The Bridge Clerk Sue Threader announced today the distribution of just under £25,000 in Rochester Bridge Trust Community Grants to inspire young Kent engineers and scientists and to repair significant features in some of the county’s most historic buildings.
The Historic Dockyard Chatham is set to receive £3,000 towards the cost of equipment for a science and engineering programme for schools. Ashford School will be given £2,000 to spend on robotic engineering kits for a new science and engineering society.
Pupils at Brompton-Westbrook Primary School are to benefit from £2,600 towards the cost of equipment for a new science and technology club. Meanwhile, £2,500 is going to help equip a new construction fun club at Wouldham All Saints Primary School.
Two new Bridge Wardens’ scholarships have been awarded through the Arkwright Scholarships Trust to support the sixth form studies of two local students planning to study civil engineering at university. The grants will provide opportunities for these Arkwright Scholars to learn more outside the classroom about the engineering industry.
The Trust’s community grant awards for 2012-13 also include grants worth more than £9,000 towards the costs of conserving valued features in key historic buildings. Projects to benefit are repairs to a 13th-century window at St Mary the Virgin, Chiddingstone; a Grade 1 listed doorway at All Saints Church, Graveney; and Grade 1 listed windows at Pugin’s St Augustine’s Church, Ramsgate, and St Martin of Tours Church, Detling. A further £2,000 is being made available to the Friends of Eastgate House, Rochester, to investigate a newly discovered 16th-century mural. In addition, a grant of £1,500 is being made to the New Medway Steam Packet Co. Ltd to assist with restoration of the bow rudder of the Medway Queen.

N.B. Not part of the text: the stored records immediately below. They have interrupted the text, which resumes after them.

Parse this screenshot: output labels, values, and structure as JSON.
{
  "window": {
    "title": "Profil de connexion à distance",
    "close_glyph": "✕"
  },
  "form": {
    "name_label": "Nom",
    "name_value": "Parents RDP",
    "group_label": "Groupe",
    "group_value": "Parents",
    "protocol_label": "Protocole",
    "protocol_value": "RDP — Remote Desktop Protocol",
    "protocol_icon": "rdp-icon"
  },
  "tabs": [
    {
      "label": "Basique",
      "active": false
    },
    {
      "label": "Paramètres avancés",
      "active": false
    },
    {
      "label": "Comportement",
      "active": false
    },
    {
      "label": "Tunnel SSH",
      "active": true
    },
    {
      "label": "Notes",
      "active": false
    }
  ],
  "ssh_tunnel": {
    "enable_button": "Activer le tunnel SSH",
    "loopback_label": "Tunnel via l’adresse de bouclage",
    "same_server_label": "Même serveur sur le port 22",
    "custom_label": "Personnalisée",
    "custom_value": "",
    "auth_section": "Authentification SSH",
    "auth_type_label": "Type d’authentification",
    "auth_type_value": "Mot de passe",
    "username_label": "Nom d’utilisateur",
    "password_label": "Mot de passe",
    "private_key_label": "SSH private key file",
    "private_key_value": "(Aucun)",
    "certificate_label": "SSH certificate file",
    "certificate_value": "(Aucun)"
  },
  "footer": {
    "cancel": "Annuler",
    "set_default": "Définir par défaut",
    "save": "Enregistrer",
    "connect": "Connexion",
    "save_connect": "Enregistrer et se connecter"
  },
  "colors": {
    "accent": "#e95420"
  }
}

The Rochester Bridge Trust has also pledged to continue its financial support to the Royal Engineers Museum for its annual Bridge Building Competition for local primary schools next March. Grants have already been made for the Universities at Medway Boat Race as well as the annual Gravesend and Rochester Ploughing Match.

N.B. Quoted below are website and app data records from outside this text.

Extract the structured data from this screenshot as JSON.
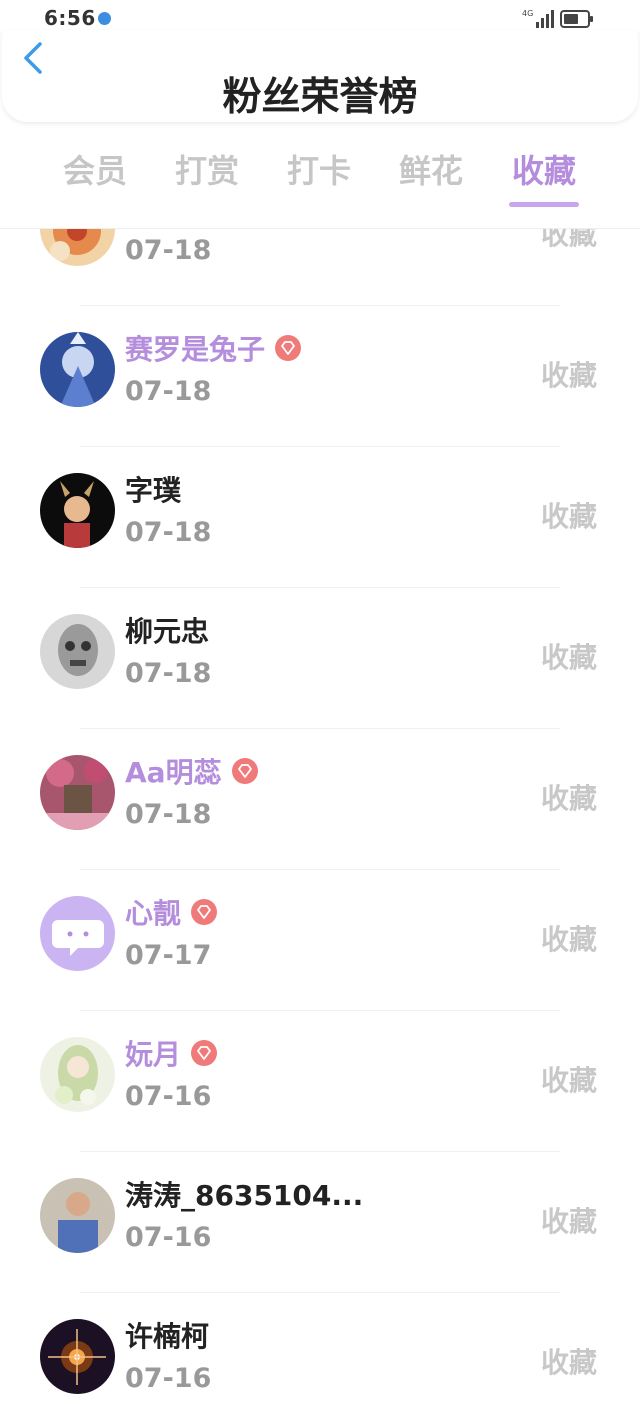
{
  "status_bar": {
    "time": "6:56",
    "network": "4G"
  },
  "header": {
    "title": "粉丝荣誉榜"
  },
  "tabs": [
    {
      "label": "会员"
    },
    {
      "label": "打赏"
    },
    {
      "label": "打卡"
    },
    {
      "label": "鲜花"
    },
    {
      "label": "收藏"
    }
  ],
  "active_tab": "收藏",
  "colors": {
    "accent": "#b48ddc",
    "vip_badge": "#f07a7a",
    "muted": "#c8c8c8"
  },
  "rows": [
    {
      "name": "",
      "vip": false,
      "date": "07-18",
      "action": "收藏"
    },
    {
      "name": "赛罗是兔子",
      "vip": true,
      "date": "07-18",
      "action": "收藏"
    },
    {
      "name": "字璞",
      "vip": false,
      "date": "07-18",
      "action": "收藏"
    },
    {
      "name": "柳元忠",
      "vip": false,
      "date": "07-18",
      "action": "收藏"
    },
    {
      "name": "Aa明蕊",
      "vip": true,
      "date": "07-18",
      "action": "收藏"
    },
    {
      "name": "心靓",
      "vip": true,
      "date": "07-17",
      "action": "收藏"
    },
    {
      "name": "妧月",
      "vip": true,
      "date": "07-16",
      "action": "收藏"
    },
    {
      "name": "涛涛_8635104...",
      "vip": false,
      "date": "07-16",
      "action": "收藏"
    },
    {
      "name": "许楠柯",
      "vip": false,
      "date": "07-16",
      "action": "收藏"
    }
  ]
}
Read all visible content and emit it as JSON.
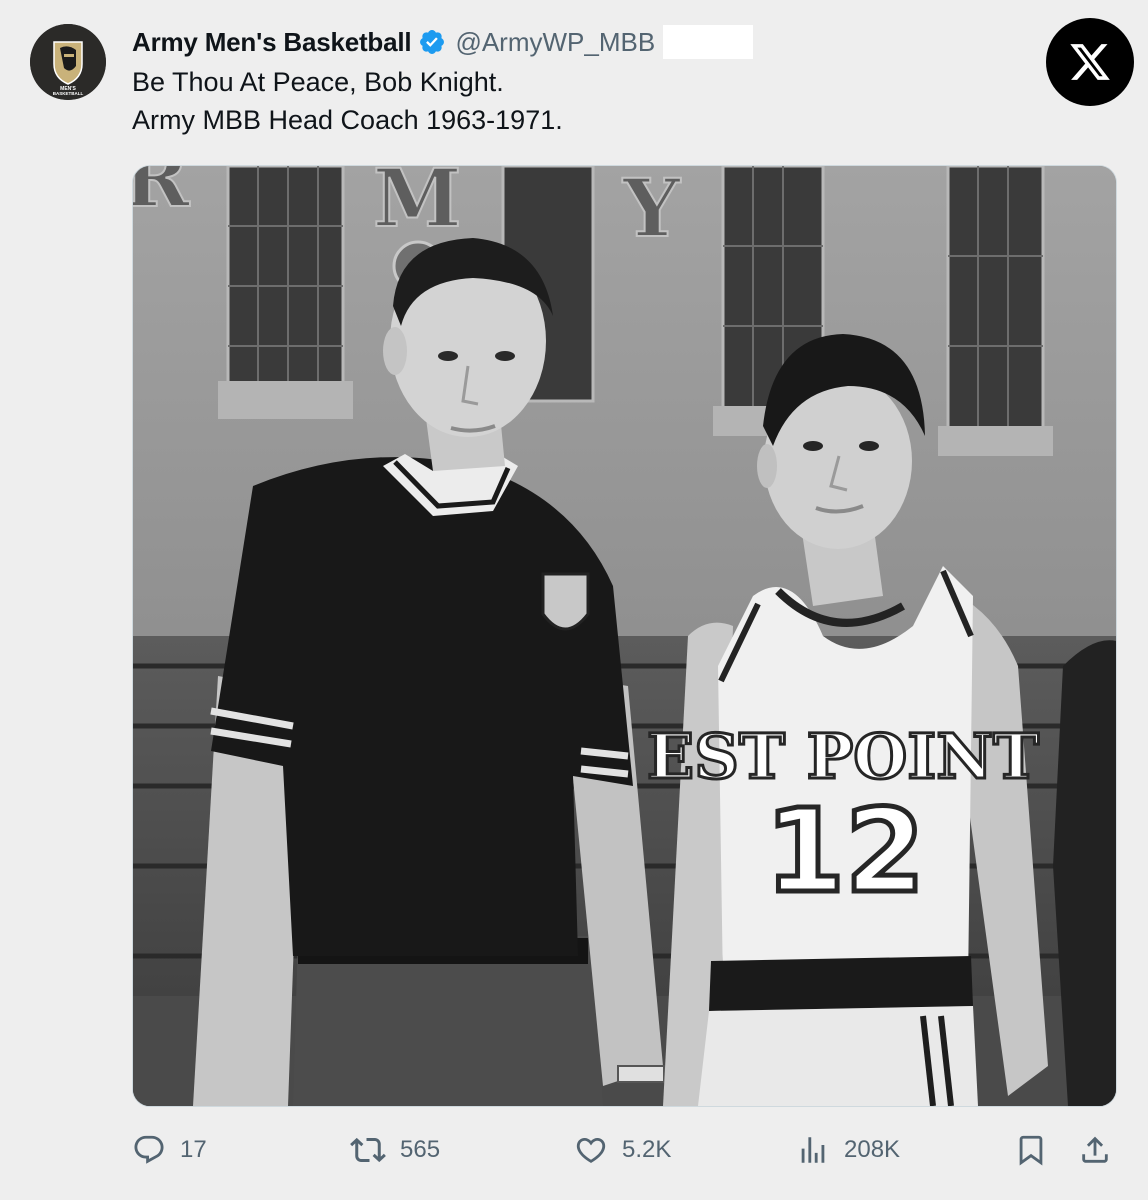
{
  "tweet": {
    "display_name": "Army Men's Basketball",
    "handle": "@ArmyWP_MBB",
    "text_lines": [
      "Be Thou At Peace, Bob Knight.",
      "Army MBB Head Coach 1963-1971."
    ],
    "avatar": {
      "icon": "army-knight-helmet-logo",
      "caption_line1": "MEN'S",
      "caption_line2": "BASKETBALL"
    },
    "photo": {
      "jersey_text": "EST POINT",
      "jersey_number": "12",
      "wall_letters": [
        "R",
        "M",
        "Y"
      ]
    }
  },
  "actions": {
    "reply": {
      "icon": "reply-icon",
      "count": "17"
    },
    "retweet": {
      "icon": "retweet-icon",
      "count": "565"
    },
    "like": {
      "icon": "heart-icon",
      "count": "5.2K"
    },
    "views": {
      "icon": "views-chart-icon",
      "count": "208K"
    },
    "bookmark": {
      "icon": "bookmark-icon"
    },
    "share": {
      "icon": "share-icon"
    }
  },
  "colors": {
    "background": "#eeeeee",
    "text": "#0f1419",
    "secondary_text": "#536471",
    "verified_blue": "#1d9bf0"
  }
}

Mrs Threader said: “Careful management of our endowments, dating from the late 14th century, means that the Trust continues to be in a position to meet its duty to provide a bridge over the River Medway at Rochester in perpetuity at no cost to the public. Fortunately, we are also currently able to support some local causes that meet the key criteria of the Trust’s community grants programme.”
The Trust plans to offer a new grant programme in Spring 2013, and further details will be available on the website in the New Year.

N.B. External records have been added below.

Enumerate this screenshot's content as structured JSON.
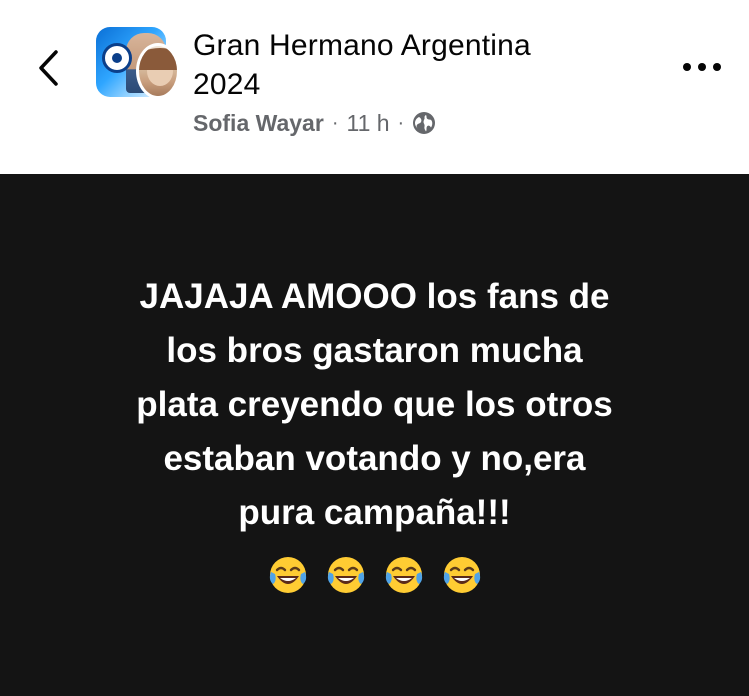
{
  "header": {
    "back_icon": "chevron-left-icon",
    "group_title": "Gran Hermano Argentina\n2024",
    "author": "Sofia Wayar",
    "separator": "·",
    "time": "11 h",
    "privacy_icon": "globe-icon",
    "more_icon": "more-horizontal-icon"
  },
  "post": {
    "background_color": "#141414",
    "text": "JAJAJA AMOOO  los fans de\nlos bros gastaron mucha\nplata creyendo que los otros\nestaban votando y no,era\npura campaña!!!",
    "emojis": [
      "face-with-tears-of-joy-icon",
      "face-with-tears-of-joy-icon",
      "face-with-tears-of-joy-icon",
      "face-with-tears-of-joy-icon"
    ]
  }
}
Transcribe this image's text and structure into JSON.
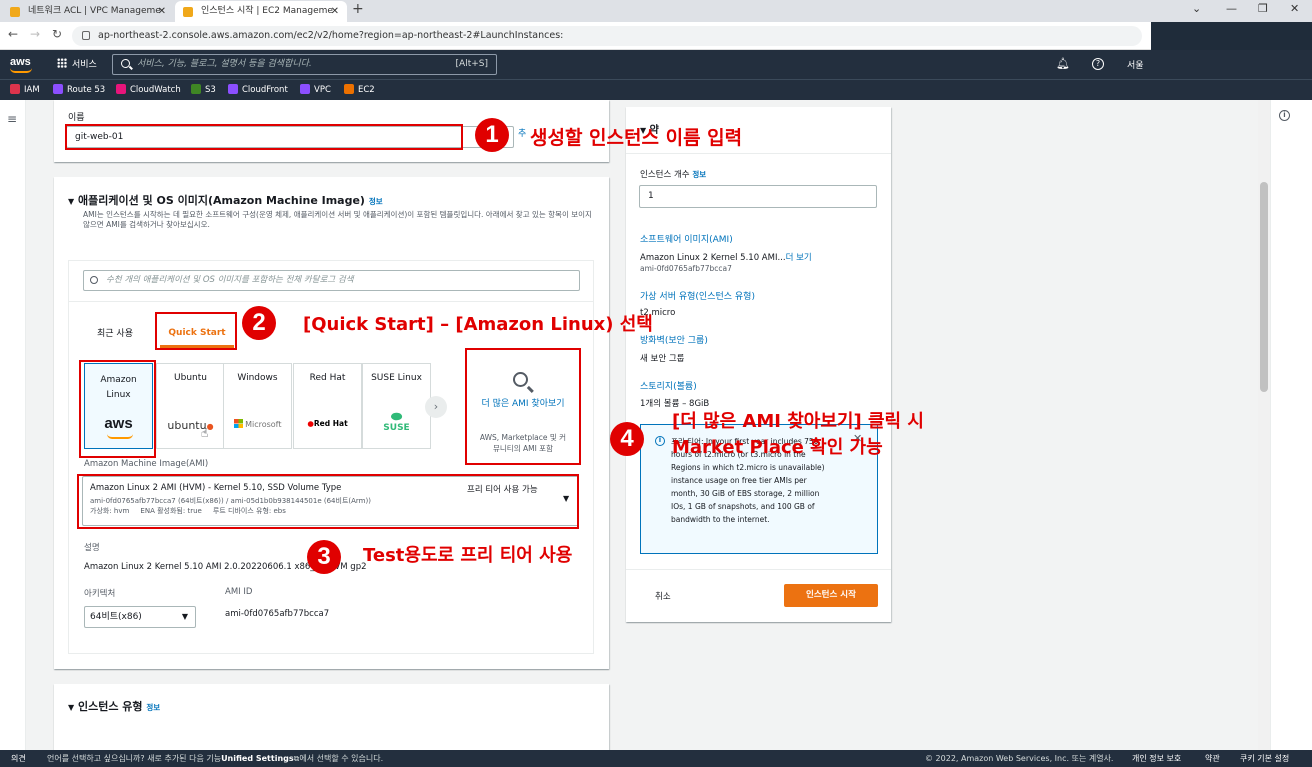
{
  "browser": {
    "tabs": [
      {
        "title": "네트워크 ACL | VPC Manageme",
        "active": false
      },
      {
        "title": "인스턴스 시작 | EC2 Manageme",
        "active": true
      }
    ],
    "new_tab": "+",
    "url": "ap-northeast-2.console.aws.amazon.com/ec2/v2/home?region=ap-northeast-2#LaunchInstances:"
  },
  "aws_nav": {
    "logo": "aws",
    "services_label": "서비스",
    "search_placeholder": "서비스, 기능, 블로그, 설명서 등을 검색합니다.",
    "search_shortcut": "[Alt+S]",
    "region": "서울"
  },
  "favorites": [
    {
      "label": "IAM",
      "color": "#dd344c"
    },
    {
      "label": "Route 53",
      "color": "#8c4fff"
    },
    {
      "label": "CloudWatch",
      "color": "#e7157b"
    },
    {
      "label": "S3",
      "color": "#3f8624"
    },
    {
      "label": "CloudFront",
      "color": "#8c4fff"
    },
    {
      "label": "VPC",
      "color": "#8c4fff"
    },
    {
      "label": "EC2",
      "color": "#ed7100"
    }
  ],
  "name_section": {
    "label": "이름",
    "value": "git-web-01",
    "add_tag_fragment": "추"
  },
  "ami_section": {
    "title": "애플리케이션 및 OS 이미지(Amazon Machine Image)",
    "info": "정보",
    "description": "AMI는 인스턴스를 시작하는 데 필요한 소프트웨어 구성(운영 체제, 애플리케이션 서버 및 애플리케이션)이 포함된 템플릿입니다. 아래에서 찾고 있는 항목이 보이지 않으면 AMI를 검색하거나 찾아보십시오.",
    "search_placeholder": "수천 개의 애플리케이션 및 OS 이미지를 포함하는 전체 카탈로그 검색",
    "tabs": [
      "최근 사용",
      "Quick Start"
    ],
    "tiles": [
      {
        "name": "Amazon Linux",
        "logo": "aws"
      },
      {
        "name": "Ubuntu",
        "logo": "ubuntu"
      },
      {
        "name": "Windows",
        "logo": "Microsoft"
      },
      {
        "name": "Red Hat",
        "logo": "Red Hat"
      },
      {
        "name": "SUSE Linux",
        "logo": "SUSE"
      }
    ],
    "browse_more": {
      "title": "더 많은 AMI 찾아보기",
      "subtitle": "AWS, Marketplace 및 커뮤니티의 AMI 포함"
    },
    "ami_label": "Amazon Machine Image(AMI)",
    "selected_ami": {
      "name": "Amazon Linux 2 AMI (HVM) - Kernel 5.10, SSD Volume Type",
      "ids": "ami-0fd0765afb77bcca7 (64비트(x86)) / ami-05d1b0b938144501e (64비트(Arm))",
      "meta": "가상화: hvm     ENA 활성화됨: true     루트 디바이스 유형: ebs",
      "free_tier": "프리 티어 사용 가능"
    },
    "desc_label": "설명",
    "desc_value": "Amazon Linux 2 Kernel 5.10 AMI 2.0.20220606.1 x86_64 HVM gp2",
    "arch_label": "아키텍처",
    "arch_value": "64비트(x86)",
    "ami_id_label": "AMI ID",
    "ami_id_value": "ami-0fd0765afb77bcca7"
  },
  "instance_type_section": {
    "title": "인스턴스 유형",
    "info": "정보"
  },
  "summary": {
    "header_fragment": "약",
    "count_label": "인스턴스 개수",
    "count_info": "정보",
    "count_value": "1",
    "software_image_label": "소프트웨어 이미지(AMI)",
    "software_image_value": "Amazon Linux 2 Kernel 5.10 AMI...",
    "more_link": "더 보기",
    "software_image_id": "ami-0fd0765afb77bcca7",
    "server_type_label": "가상 서버 유형(인스턴스 유형)",
    "server_type_value": "t2.micro",
    "firewall_label": "방화벽(보안 그룹)",
    "firewall_value": "새 보안 그룹",
    "storage_label": "스토리지(볼륨)",
    "storage_value": "1개의 볼륨 – 8GiB",
    "free_tier_notice": "프리 티어: In your first year includes 750 hours of t2.micro (or t3.micro in the Regions in which t2.micro is unavailable) instance usage on free tier AMIs per month, 30 GiB of EBS storage, 2 million IOs, 1 GB of snapshots, and 100 GB of bandwidth to the internet.",
    "cancel_label": "취소",
    "launch_label": "인스턴스 시작"
  },
  "annotations": [
    {
      "number": "1",
      "text": "생성할 인스턴스 이름 입력"
    },
    {
      "number": "2",
      "text": "[Quick Start] – [Amazon Linux) 선택"
    },
    {
      "number": "3",
      "text": "Test용도로 프리 티어 사용"
    },
    {
      "number": "4",
      "text_line1": "[더 많은 AMI 찾아보기] 클릭 시",
      "text_line2": "Market Place 확인 가능"
    }
  ],
  "footer": {
    "feedback": "의견",
    "language_notice": "언어를 선택하고 싶으십니까? 새로 추가된 다음 기능",
    "unified_settings": "Unified Settings",
    "language_notice_suffix": "에서 선택할 수 있습니다.",
    "copyright": "© 2022, Amazon Web Services, Inc. 또는 계열사.",
    "privacy": "개인 정보 보호",
    "terms": "약관",
    "cookie": "쿠키 기본 설정"
  }
}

1. The Rochester Bridge Trust is a charitable trust that exists to maintain the old and new bridges at Rochester and serve the travelling public. It is the only surviving bridge trust still serving its original purpose, and it has served the people of Kent since 1399. The Trust also supports numerous community and education projects across historic Kent and Medway.
2. The Trust’s assets all derive from endowments of land and money in the 14th and 15th centuries and are carefully managed in order to provide an income to fund bridge maintenance and local charitable grants. The Trust receives no external funding and is regulated by the Charity Commission.